Three providers have been criticised for making ‘insufficient progress’ in the latest series of monitoring reports from Ofsted, including a recently merged college.
But it was ‘good’ news for one independent specialist college, which retained a grade two.
Coventry College, which was formed in August last year out of a merger of the grade three providers City College Coventry and Henley College Coventry, was found to be making poor progress in implementing a strategy for improving the teaching of English and maths and in making use of information about learners’ prior attainment to help plan teaching.
The report, published on October 2 after an inspection on September 11, said student tracking systems have not been used “well enough” since the merger to help identify learners and apprentices who are “not making secure progress” in English and maths.
It warned that “too few learners and apprentices achieve in line with their identified potential” in the subjects, with low attendance and low GCSE results, but added that leaders were working to improve this.
The college also came in for criticism for “inconsistencies in monitoring and tracking” of learners’ work records and progress, but was found to be making ‘reasonable progress’ in all other areas including setting challenging targets for the quality of teaching, learning and assessment, supporting teachers and assessors to improve their teaching and the quality of the curriculum.
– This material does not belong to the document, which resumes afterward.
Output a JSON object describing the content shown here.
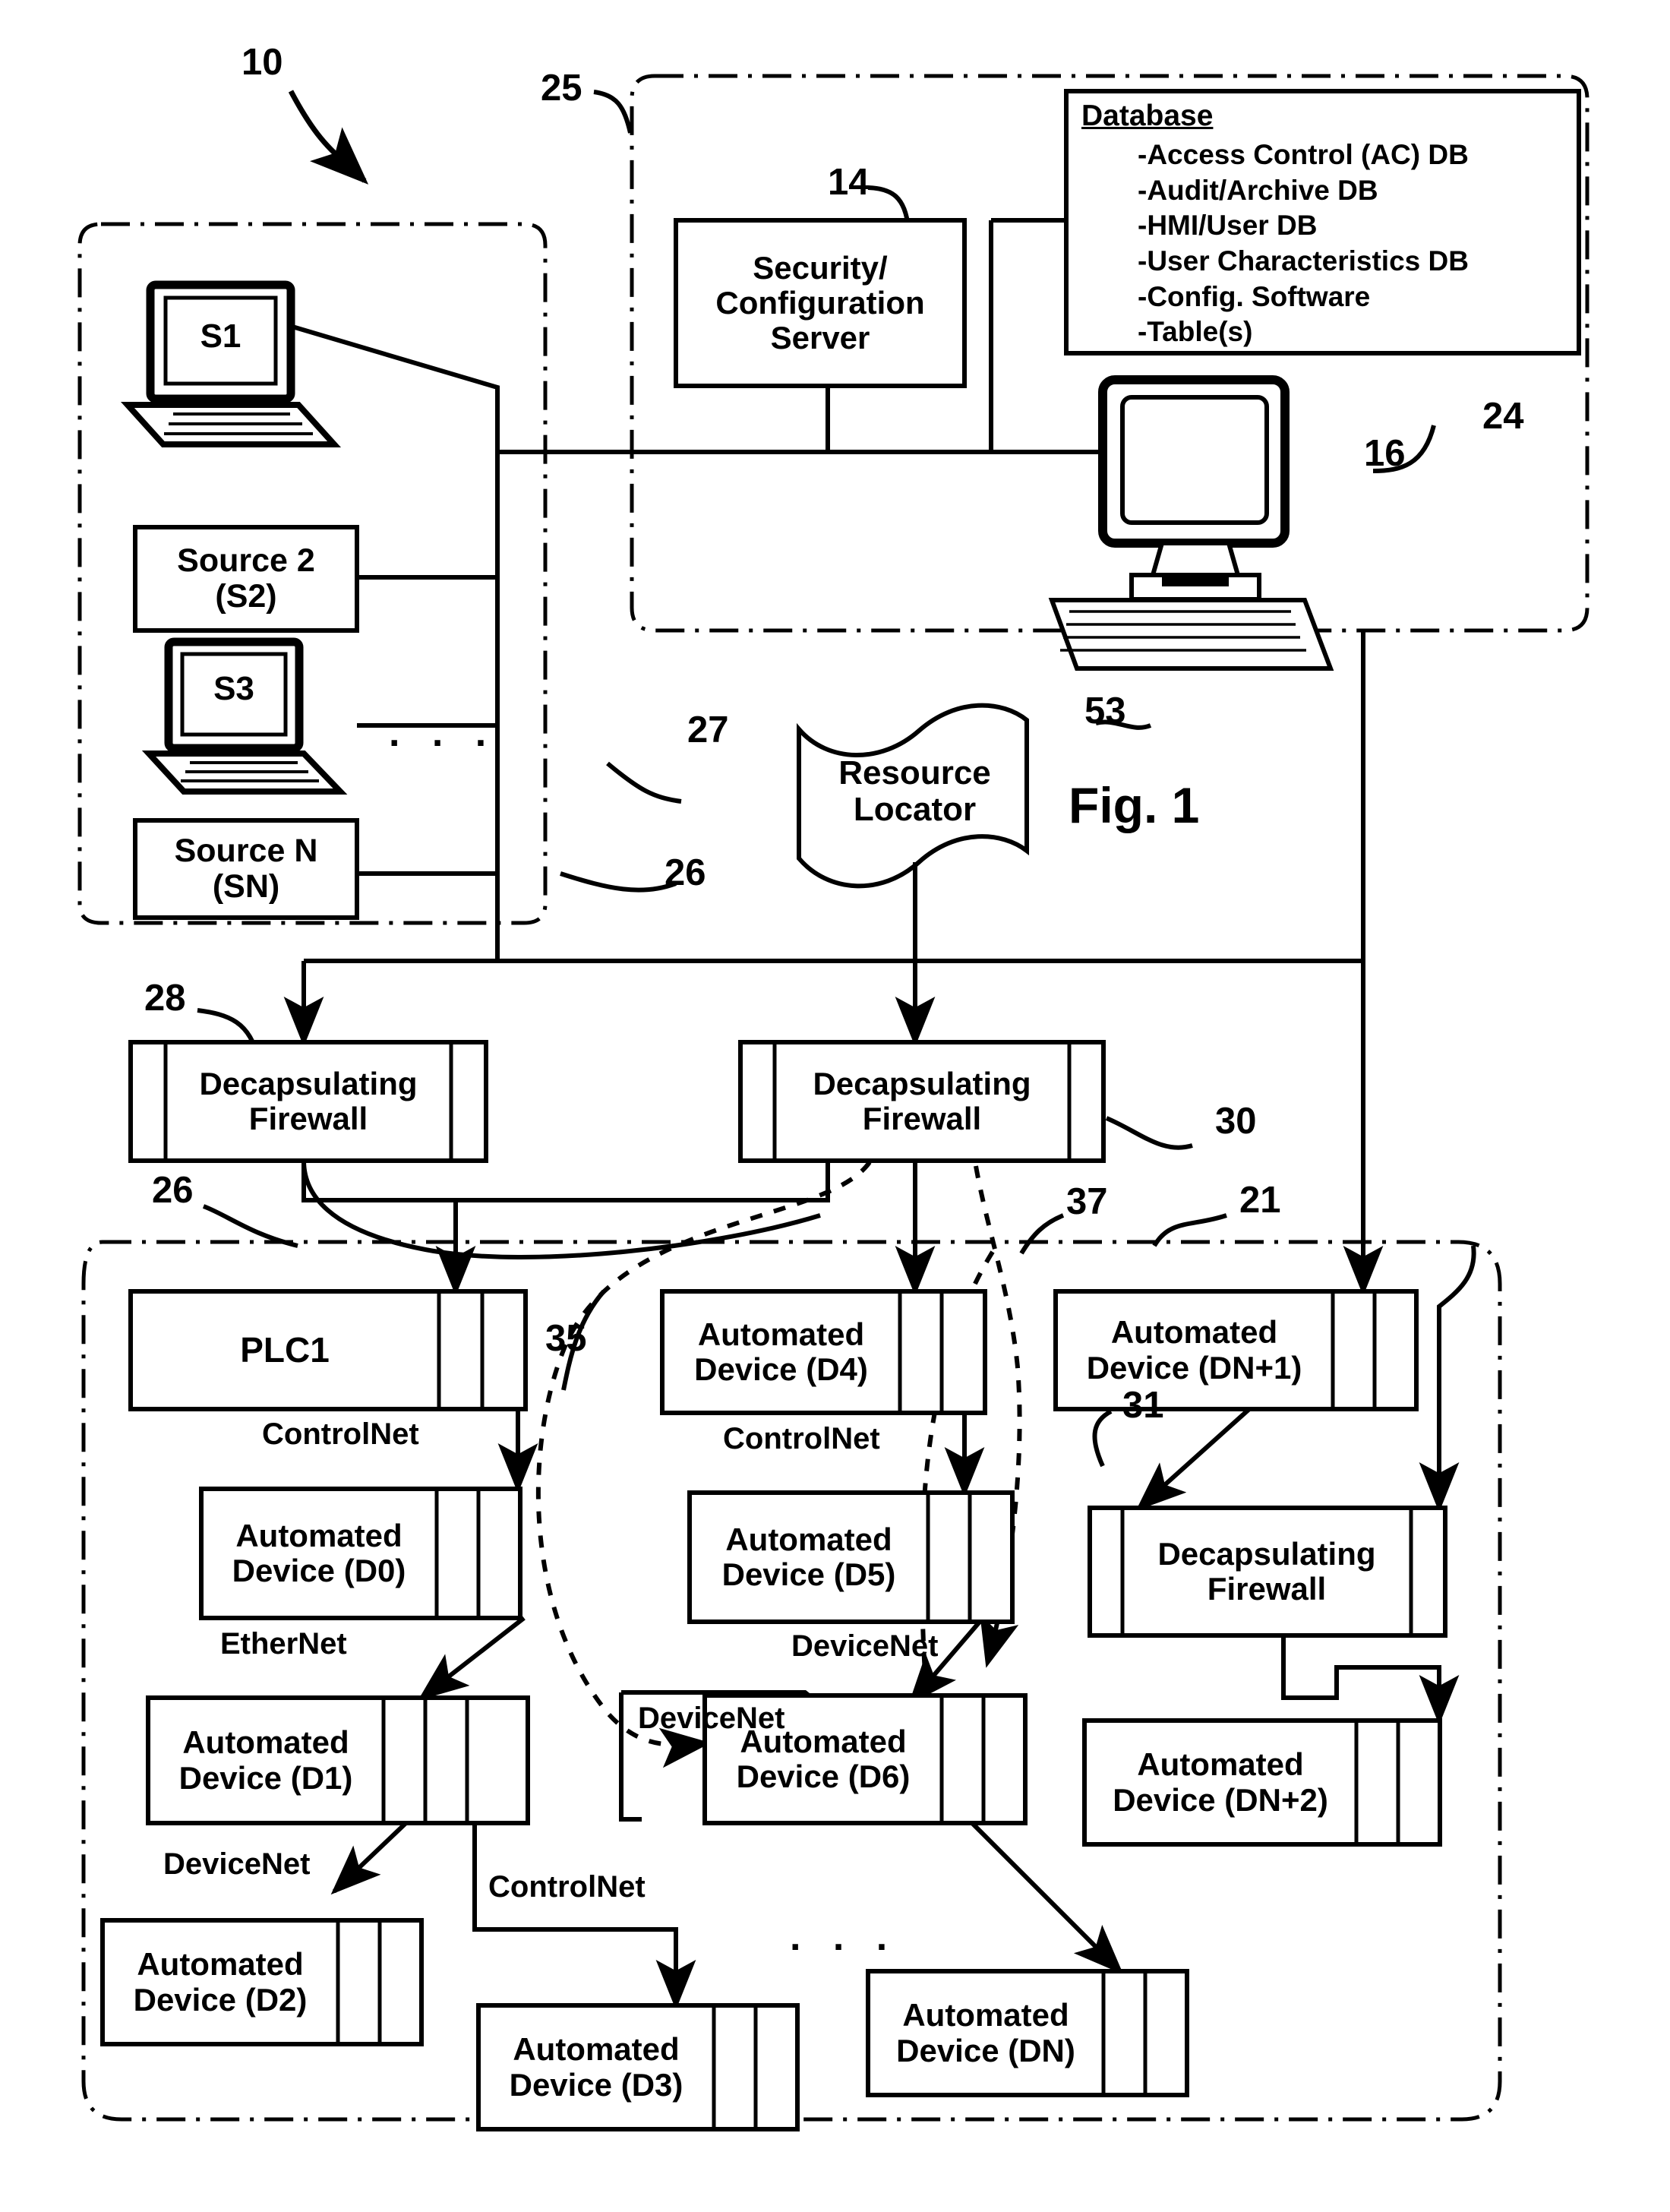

Two independent learning providers also received ‘insufficient’ progress ratings in monitoring visits of new apprenticeship providers.
Wolverhampton-based GTG Training, which currently has 196 levy funded apprentices, was deemed ‘insufficient’ for meeting the requirements of “successful apprenticeship provision” and the quality of its training.
The report, published on October 4, noted weaknesses in assessment plans, careers guidance, workplace mentors and plans for off-the-job training, and found that apprentices do not receive “any formal training” in English and maths except for one day before their functional skills examination.
Inspectors found that leaders have “worked hard to achieve a successful curriculum, but they have failed to recognise key weaknesses in the provision which are hindering apprentices’ progress”.
Despite this, the report commended the “well qualified and experienced” trainers and “enthusiastic” apprentices at the provider, and said safeguarding arrangements are effective.
Ensis Solutions, which trains 123 apprentices in Wigan, was found to be ‘insufficient’ in ensuring apprentices receive high quality training, and the report, published on October 1, warned apprentices are not being set “demanding enough targets to achieve high grades in their end-point assessments”.
However, it noted that there had been “many recent improvements”, and commended leaders for their “strong determination and ambition” and “decisive action” to move from being a subcontractor to a provider.
The Department for Education will now be deciding whether or not to ban the providers from recruiting new apprentices until their grade improves.
Four more learning providers had monitoring visits published this week.
Penshaw View Training in Sunderland, Bright Direction Training in Bolton, Stevenage’s Sporting Futures Training (UK) and Stanford Management Processes in Leicestershire were all found to be making ‘reasonable progress’ across the board by inspectors.
The only full inspection published this week was for independent specialist college Dorton College in Bromley, east London, which retained its ‘good’ rating across the board.
Learners were found to make “good progress” and “gain confidence” during their time at the college, which is run by the Royal Society for Blind Children and provides education and specialist therapies for young people with visual impairments and other additional needs.
The report described the college as a “highly respectful and safe environment” which has a “positive impact on the development of students’ independence” and commended leaders for their “clear and ambitious vision for the future”, but noted that learners should receive better careers guidance and external work placements.
|Independent specialist colleges||Inspected||Published||Grade||Previous grade|
|Independent learning providers||Inspected||Published||Grade|
|Penshaw View Training||18/09/2018||05/10/2018||M|
|Bright Direction Training||11/09/2018||04/10/2018||M|
|Sporting Futures Training (UK)||11/09/2018||03/10/2018||M|
|Stanford Management Processes||29/09/2018||01/10/2018||M|